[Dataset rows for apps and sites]
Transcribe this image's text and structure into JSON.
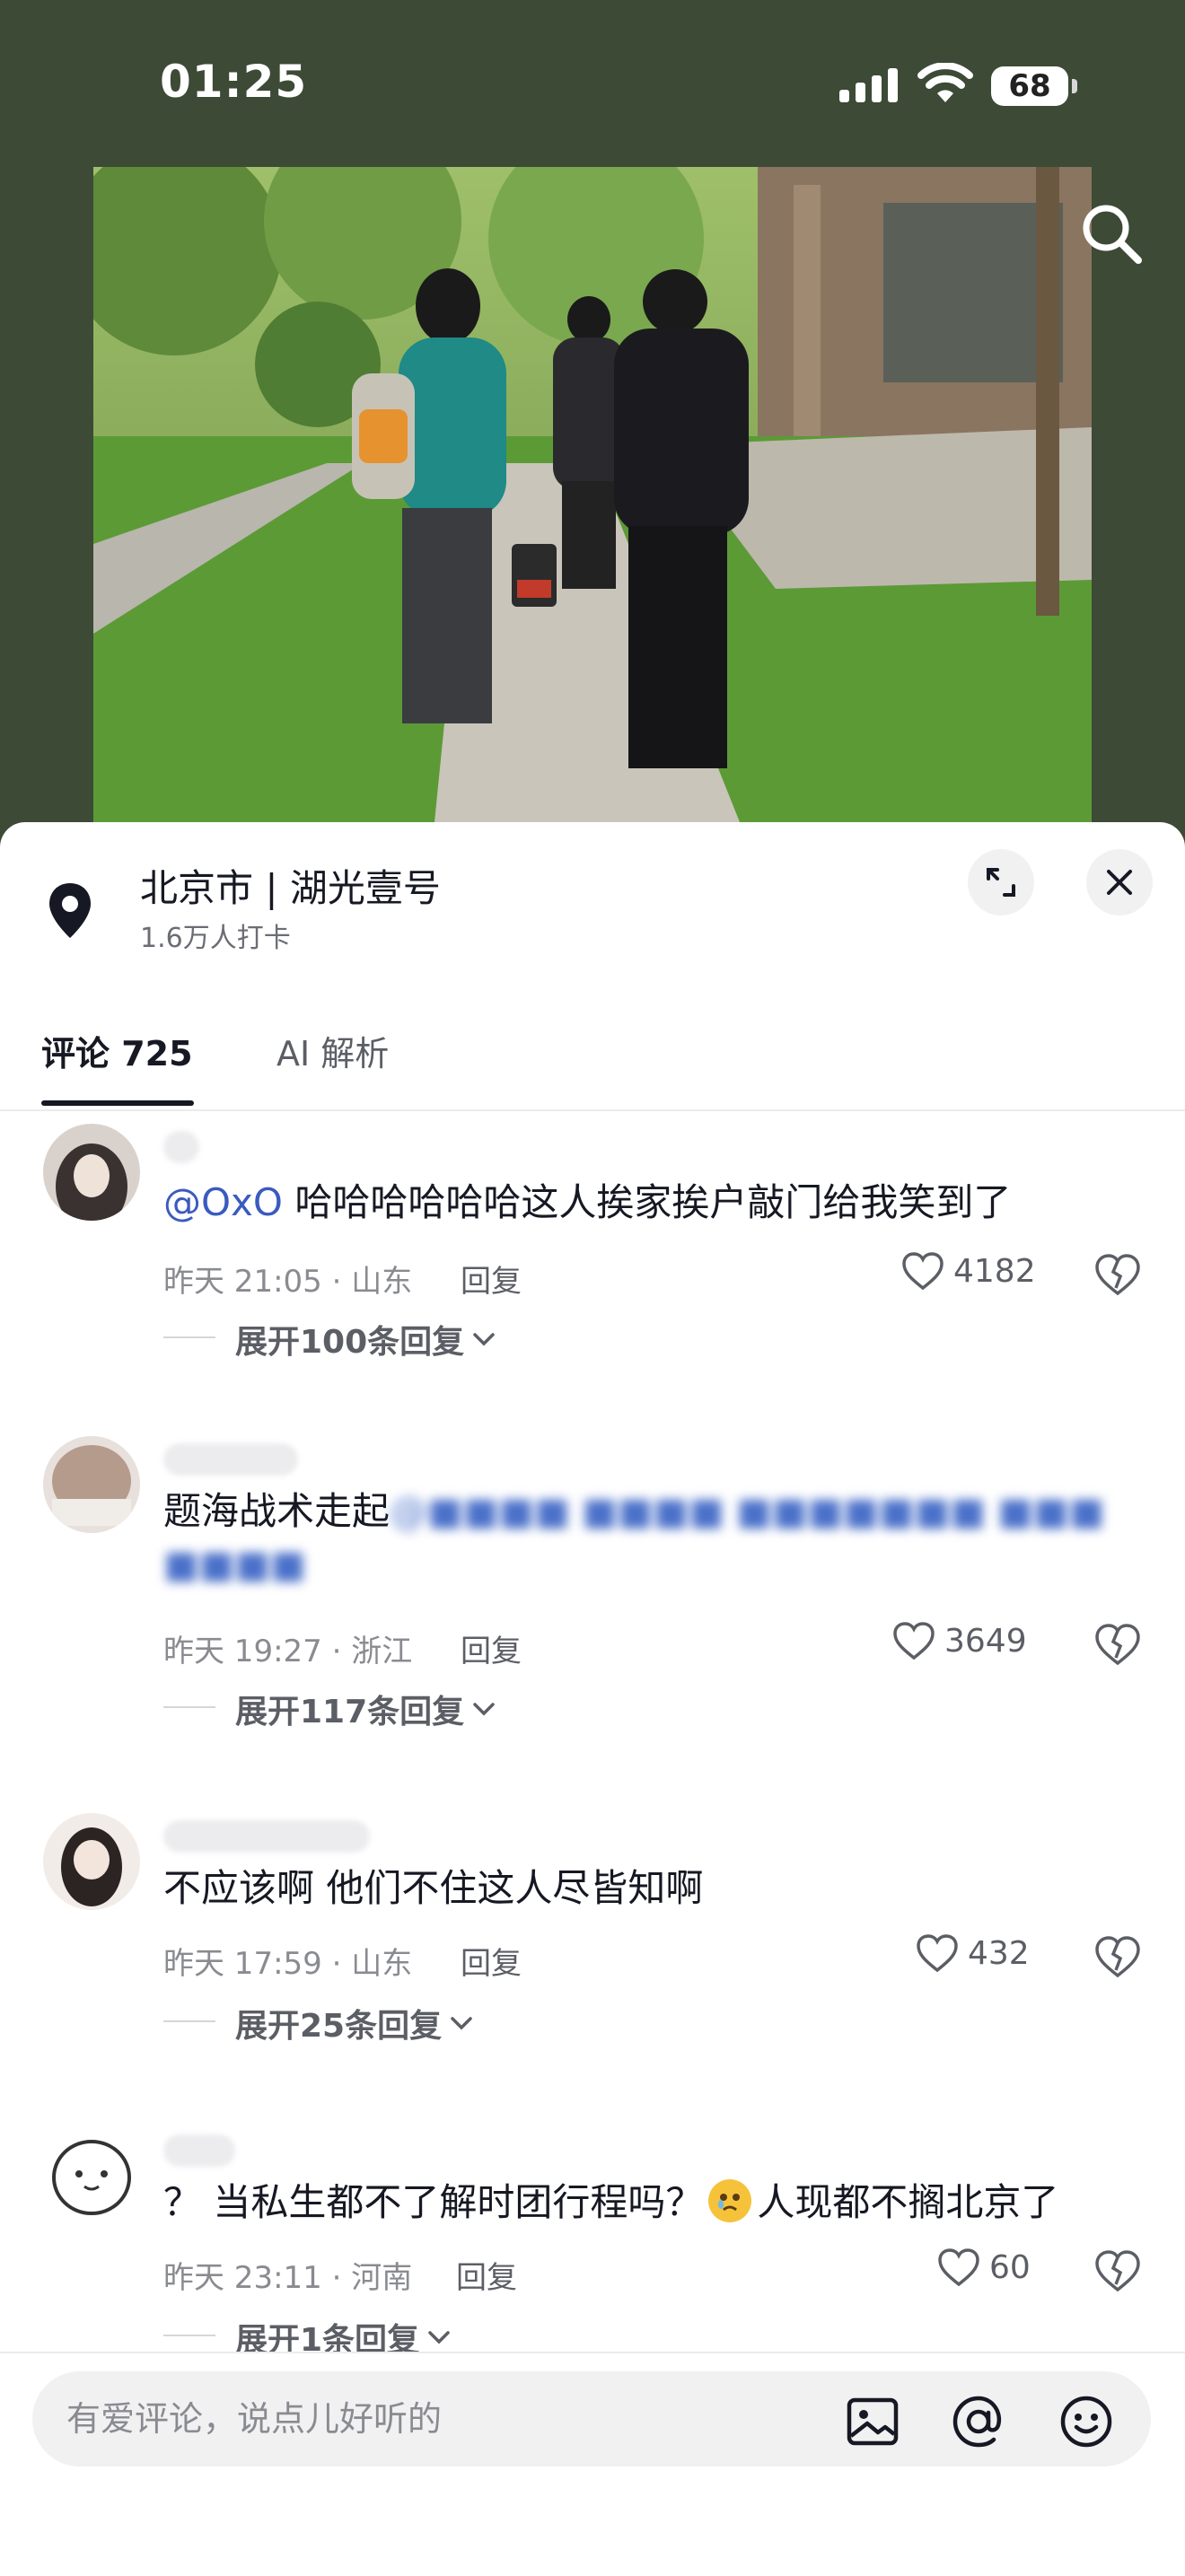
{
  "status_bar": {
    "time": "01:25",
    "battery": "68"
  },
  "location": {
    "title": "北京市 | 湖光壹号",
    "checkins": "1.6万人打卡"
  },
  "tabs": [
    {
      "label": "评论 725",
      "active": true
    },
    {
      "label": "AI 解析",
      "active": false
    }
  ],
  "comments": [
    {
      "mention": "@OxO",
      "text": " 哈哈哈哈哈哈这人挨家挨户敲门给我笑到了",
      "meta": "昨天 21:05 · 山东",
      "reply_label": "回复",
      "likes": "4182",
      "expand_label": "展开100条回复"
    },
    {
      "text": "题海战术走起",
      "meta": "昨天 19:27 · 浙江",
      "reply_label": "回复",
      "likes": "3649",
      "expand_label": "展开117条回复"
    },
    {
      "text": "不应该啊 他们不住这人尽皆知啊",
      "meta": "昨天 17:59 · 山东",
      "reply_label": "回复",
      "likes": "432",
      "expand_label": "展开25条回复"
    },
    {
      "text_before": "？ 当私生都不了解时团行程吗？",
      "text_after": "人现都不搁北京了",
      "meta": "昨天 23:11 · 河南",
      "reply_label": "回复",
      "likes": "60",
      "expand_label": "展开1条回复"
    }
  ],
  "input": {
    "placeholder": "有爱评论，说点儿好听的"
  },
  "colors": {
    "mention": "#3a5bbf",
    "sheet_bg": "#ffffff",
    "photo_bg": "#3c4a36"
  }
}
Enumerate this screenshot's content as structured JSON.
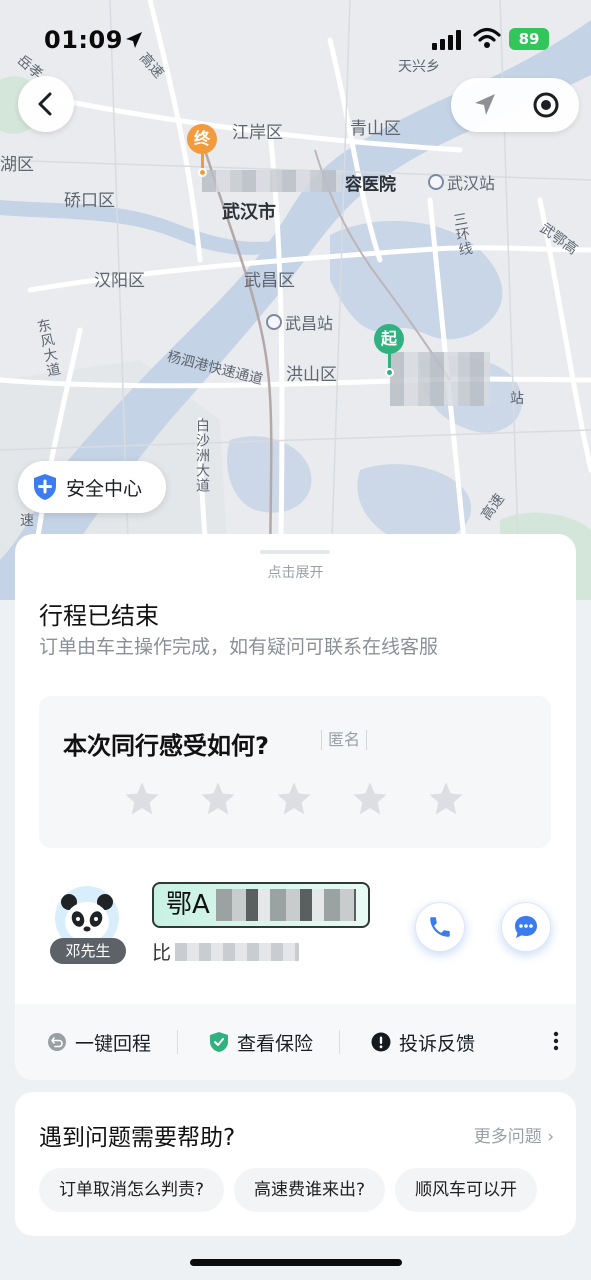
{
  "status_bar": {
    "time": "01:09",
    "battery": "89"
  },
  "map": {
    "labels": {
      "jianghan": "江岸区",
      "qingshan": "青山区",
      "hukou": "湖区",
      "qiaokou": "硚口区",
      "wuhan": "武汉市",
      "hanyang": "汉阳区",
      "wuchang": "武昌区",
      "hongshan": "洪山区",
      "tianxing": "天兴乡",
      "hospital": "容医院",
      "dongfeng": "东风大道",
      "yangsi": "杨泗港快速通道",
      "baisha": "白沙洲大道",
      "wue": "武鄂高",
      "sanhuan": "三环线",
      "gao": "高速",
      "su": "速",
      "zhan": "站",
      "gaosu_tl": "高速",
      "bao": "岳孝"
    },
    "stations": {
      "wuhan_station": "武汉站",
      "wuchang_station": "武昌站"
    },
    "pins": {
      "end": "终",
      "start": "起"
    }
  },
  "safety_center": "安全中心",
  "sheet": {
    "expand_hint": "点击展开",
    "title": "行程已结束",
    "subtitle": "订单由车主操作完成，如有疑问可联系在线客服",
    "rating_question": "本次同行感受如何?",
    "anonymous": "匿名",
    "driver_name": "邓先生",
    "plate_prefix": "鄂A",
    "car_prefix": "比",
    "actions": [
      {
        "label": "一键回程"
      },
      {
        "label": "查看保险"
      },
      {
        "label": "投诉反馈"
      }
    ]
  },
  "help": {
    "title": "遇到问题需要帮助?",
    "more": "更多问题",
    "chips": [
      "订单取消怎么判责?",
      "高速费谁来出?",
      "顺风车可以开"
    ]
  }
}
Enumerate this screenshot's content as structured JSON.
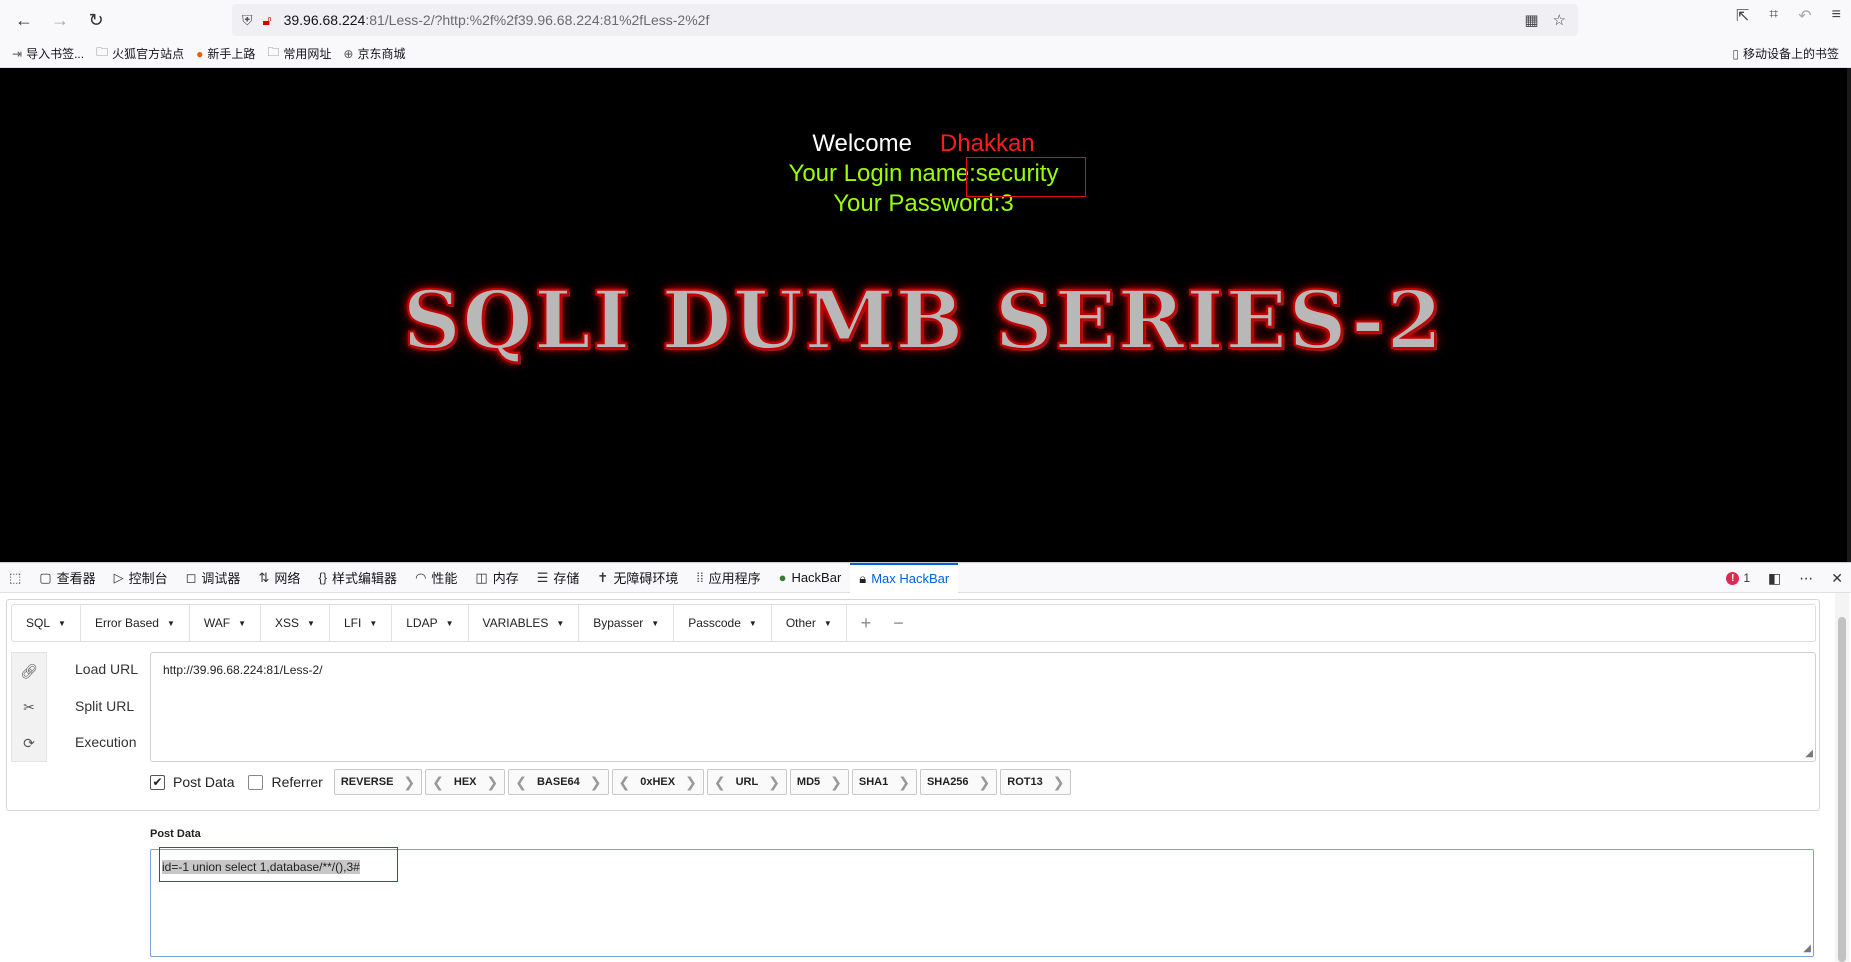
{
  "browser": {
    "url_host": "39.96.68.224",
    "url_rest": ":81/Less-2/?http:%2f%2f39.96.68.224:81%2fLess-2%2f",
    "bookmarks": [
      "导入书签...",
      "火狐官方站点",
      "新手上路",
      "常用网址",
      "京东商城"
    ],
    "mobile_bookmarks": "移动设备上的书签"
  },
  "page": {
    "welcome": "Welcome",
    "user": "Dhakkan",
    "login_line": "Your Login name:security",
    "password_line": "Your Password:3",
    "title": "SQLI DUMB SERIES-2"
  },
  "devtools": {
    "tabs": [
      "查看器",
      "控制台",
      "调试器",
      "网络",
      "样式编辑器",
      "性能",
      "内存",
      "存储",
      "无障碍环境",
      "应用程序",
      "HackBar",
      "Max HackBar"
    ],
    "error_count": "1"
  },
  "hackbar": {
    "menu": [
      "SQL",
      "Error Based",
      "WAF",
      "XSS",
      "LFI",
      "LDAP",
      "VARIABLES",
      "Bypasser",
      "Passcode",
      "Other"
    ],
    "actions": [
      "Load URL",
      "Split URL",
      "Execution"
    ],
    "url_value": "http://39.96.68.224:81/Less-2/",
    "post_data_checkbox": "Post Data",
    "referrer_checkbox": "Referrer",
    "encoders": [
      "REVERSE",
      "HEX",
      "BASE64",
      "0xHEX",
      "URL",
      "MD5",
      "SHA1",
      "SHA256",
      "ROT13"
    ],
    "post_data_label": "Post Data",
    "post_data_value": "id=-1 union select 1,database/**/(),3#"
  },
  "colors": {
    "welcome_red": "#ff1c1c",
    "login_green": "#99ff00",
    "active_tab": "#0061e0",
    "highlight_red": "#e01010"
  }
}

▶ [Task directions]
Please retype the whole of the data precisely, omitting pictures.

▶ [The completed task]
Transcribe this image's text and structure into JSON.
{
  "status_bar": {
    "time": "01:25",
    "battery": "68"
  },
  "location": {
    "title": "北京市 | 湖光壹号",
    "checkins": "1.6万人打卡"
  },
  "tabs": [
    {
      "label": "评论 725",
      "active": true
    },
    {
      "label": "AI 解析",
      "active": false
    }
  ],
  "comments": [
    {
      "mention": "@OxO",
      "text": " 哈哈哈哈哈哈这人挨家挨户敲门给我笑到了",
      "meta": "昨天 21:05 · 山东",
      "reply_label": "回复",
      "likes": "4182",
      "expand_label": "展开100条回复"
    },
    {
      "text": "题海战术走起",
      "meta": "昨天 19:27 · 浙江",
      "reply_label": "回复",
      "likes": "3649",
      "expand_label": "展开117条回复"
    },
    {
      "text": "不应该啊 他们不住这人尽皆知啊",
      "meta": "昨天 17:59 · 山东",
      "reply_label": "回复",
      "likes": "432",
      "expand_label": "展开25条回复"
    },
    {
      "text_before": "？ 当私生都不了解时团行程吗？",
      "text_after": "人现都不搁北京了",
      "meta": "昨天 23:11 · 河南",
      "reply_label": "回复",
      "likes": "60",
      "expand_label": "展开1条回复"
    }
  ],
  "input": {
    "placeholder": "有爱评论，说点儿好听的"
  },
  "colors": {
    "mention": "#3a5bbf",
    "sheet_bg": "#ffffff",
    "photo_bg": "#3c4a36"
  }
}
Enumerate this screenshot's content as structured JSON.
{
  "status_bar": {
    "time": "01:09",
    "battery": "89"
  },
  "map": {
    "labels": {
      "jianghan": "江岸区",
      "qingshan": "青山区",
      "hukou": "湖区",
      "qiaokou": "硚口区",
      "wuhan": "武汉市",
      "hanyang": "汉阳区",
      "wuchang": "武昌区",
      "hongshan": "洪山区",
      "tianxing": "天兴乡",
      "hospital": "容医院",
      "dongfeng": "东风大道",
      "yangsi": "杨泗港快速通道",
      "baisha": "白沙洲大道",
      "wue": "武鄂高",
      "sanhuan": "三环线",
      "gao": "高速",
      "su": "速",
      "zhan": "站",
      "gaosu_tl": "高速",
      "bao": "岳孝"
    },
    "stations": {
      "wuhan_station": "武汉站",
      "wuchang_station": "武昌站"
    },
    "pins": {
      "end": "终",
      "start": "起"
    }
  },
  "safety_center": "安全中心",
  "sheet": {
    "expand_hint": "点击展开",
    "title": "行程已结束",
    "subtitle": "订单由车主操作完成，如有疑问可联系在线客服",
    "rating_question": "本次同行感受如何?",
    "anonymous": "匿名",
    "driver_name": "邓先生",
    "plate_prefix": "鄂A",
    "car_prefix": "比",
    "actions": [
      {
        "label": "一键回程"
      },
      {
        "label": "查看保险"
      },
      {
        "label": "投诉反馈"
      }
    ]
  },
  "help": {
    "title": "遇到问题需要帮助?",
    "more": "更多问题",
    "chips": [
      "订单取消怎么判责?",
      "高速费谁来出?",
      "顺风车可以开"
    ]
  }
}
Enumerate this screenshot's content as structured JSON.
{
  "browser": {
    "url_host": "39.96.68.224",
    "url_rest": ":81/Less-2/?http:%2f%2f39.96.68.224:81%2fLess-2%2f",
    "bookmarks": [
      "导入书签...",
      "火狐官方站点",
      "新手上路",
      "常用网址",
      "京东商城"
    ],
    "mobile_bookmarks": "移动设备上的书签"
  },
  "page": {
    "welcome": "Welcome",
    "user": "Dhakkan",
    "login_line": "Your Login name:security",
    "password_line": "Your Password:3",
    "title": "SQLI DUMB SERIES-2"
  },
  "devtools": {
    "tabs": [
      "查看器",
      "控制台",
      "调试器",
      "网络",
      "样式编辑器",
      "性能",
      "内存",
      "存储",
      "无障碍环境",
      "应用程序",
      "HackBar",
      "Max HackBar"
    ],
    "error_count": "1"
  },
  "hackbar": {
    "menu": [
      "SQL",
      "Error Based",
      "WAF",
      "XSS",
      "LFI",
      "LDAP",
      "VARIABLES",
      "Bypasser",
      "Passcode",
      "Other"
    ],
    "actions": [
      "Load URL",
      "Split URL",
      "Execution"
    ],
    "url_value": "http://39.96.68.224:81/Less-2/",
    "post_data_checkbox": "Post Data",
    "referrer_checkbox": "Referrer",
    "encoders": [
      "REVERSE",
      "HEX",
      "BASE64",
      "0xHEX",
      "URL",
      "MD5",
      "SHA1",
      "SHA256",
      "ROT13"
    ],
    "post_data_label": "Post Data",
    "post_data_value": "id=-1 union select 1,database/**/(),3#"
  },
  "colors": {
    "welcome_red": "#ff1c1c",
    "login_green": "#99ff00",
    "active_tab": "#0061e0",
    "highlight_red": "#e01010"
  }
}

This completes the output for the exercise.